▶ [What you need to do]: Look for the string "порта" in the listing below and copy every line in which it appears.

>>

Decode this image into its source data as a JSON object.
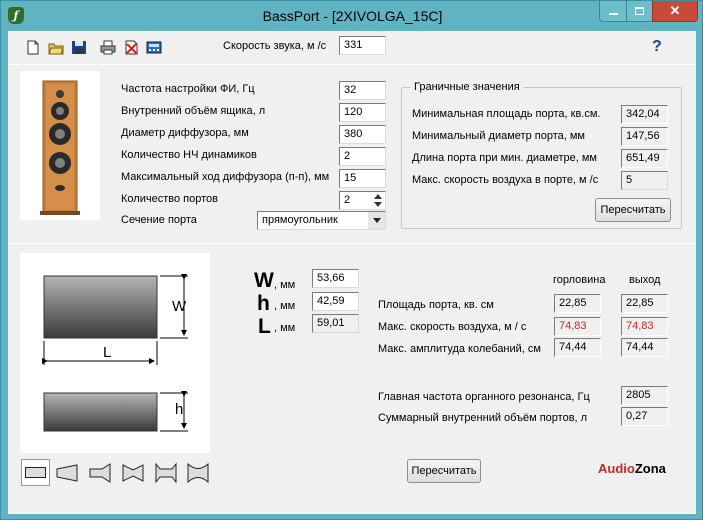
{
  "window": {
    "title": "BassPort - [2XIVOLGA_15C]",
    "app_icon": "bass-speaker-app-icon",
    "close_glyph": "✕"
  },
  "toolbar": {
    "sound_speed_label": "Скорость звука, м /с",
    "sound_speed_value": "331",
    "help": "?"
  },
  "params": {
    "tuning_freq_label": "Частота настройки ФИ, Гц",
    "tuning_freq_value": "32",
    "box_volume_label": "Внутренний объём ящика, л",
    "box_volume_value": "120",
    "diameter_label": "Диаметр диффузора, мм",
    "diameter_value": "380",
    "drivers_label": "Количество НЧ динамиков",
    "drivers_value": "2",
    "xmax_label": "Максимальный ход диффузора (п-п), мм",
    "xmax_value": "15",
    "ports_label": "Количество портов",
    "ports_value": "2",
    "section_label": "Сечение порта",
    "section_value": "прямоугольник"
  },
  "limits": {
    "title": "Граничные значения",
    "min_area_label": "Минимальная площадь порта, кв.см.",
    "min_area_value": "342,04",
    "min_diam_label": "Минимальный диаметр порта, мм",
    "min_diam_value": "147,56",
    "len_label": "Длина порта при мин. диаметре, мм",
    "len_value": "651,49",
    "max_speed_label": "Макс. скорость воздуха в порте, м /с",
    "max_speed_value": "5",
    "recalc": "Пересчитать"
  },
  "port": {
    "w_letter": "W",
    "w_unit": ", мм",
    "w_value": "53,66",
    "h_letter": "h",
    "h_unit": ", мм",
    "h_value": "42,59",
    "l_letter": "L",
    "l_unit": ", мм",
    "l_value": "59,01",
    "diagram_w": "W",
    "diagram_l": "L",
    "diagram_h": "h"
  },
  "results": {
    "col_throat": "горловина",
    "col_exit": "выход",
    "area_label": "Площадь порта, кв. см",
    "area_throat": "22,85",
    "area_exit": "22,85",
    "speed_label": "Макс. скорость воздуха, м / с",
    "speed_throat": "74,83",
    "speed_exit": "74,83",
    "ampl_label": "Макс. амплитуда колебаний, см",
    "ampl_throat": "74,44",
    "ampl_exit": "74,44",
    "organ_label": "Главная частота органного резонанса, Гц",
    "organ_value": "2805",
    "total_vol_label": "Суммарный внутренний объём портов, л",
    "total_vol_value": "0,27",
    "recalc": "Пересчитать"
  },
  "brand": {
    "audio": "Audio",
    "zona": "Zona",
    "audio_color": "#c62828",
    "zona_color": "#000000"
  },
  "colors": {
    "speed_warning": "#c62828",
    "speaker_wood": "#c8803e"
  }
}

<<

▶ [Solution for this exercise]:
    "section_label": "Сечение порта",
    "min_area_label": "Минимальная площадь порта, кв.см.",
    "min_diam_label": "Минимальный диаметр порта, мм",
    "len_label": "Длина порта при мин. диаметре, мм",
    "area_label": "Площадь порта, кв. см",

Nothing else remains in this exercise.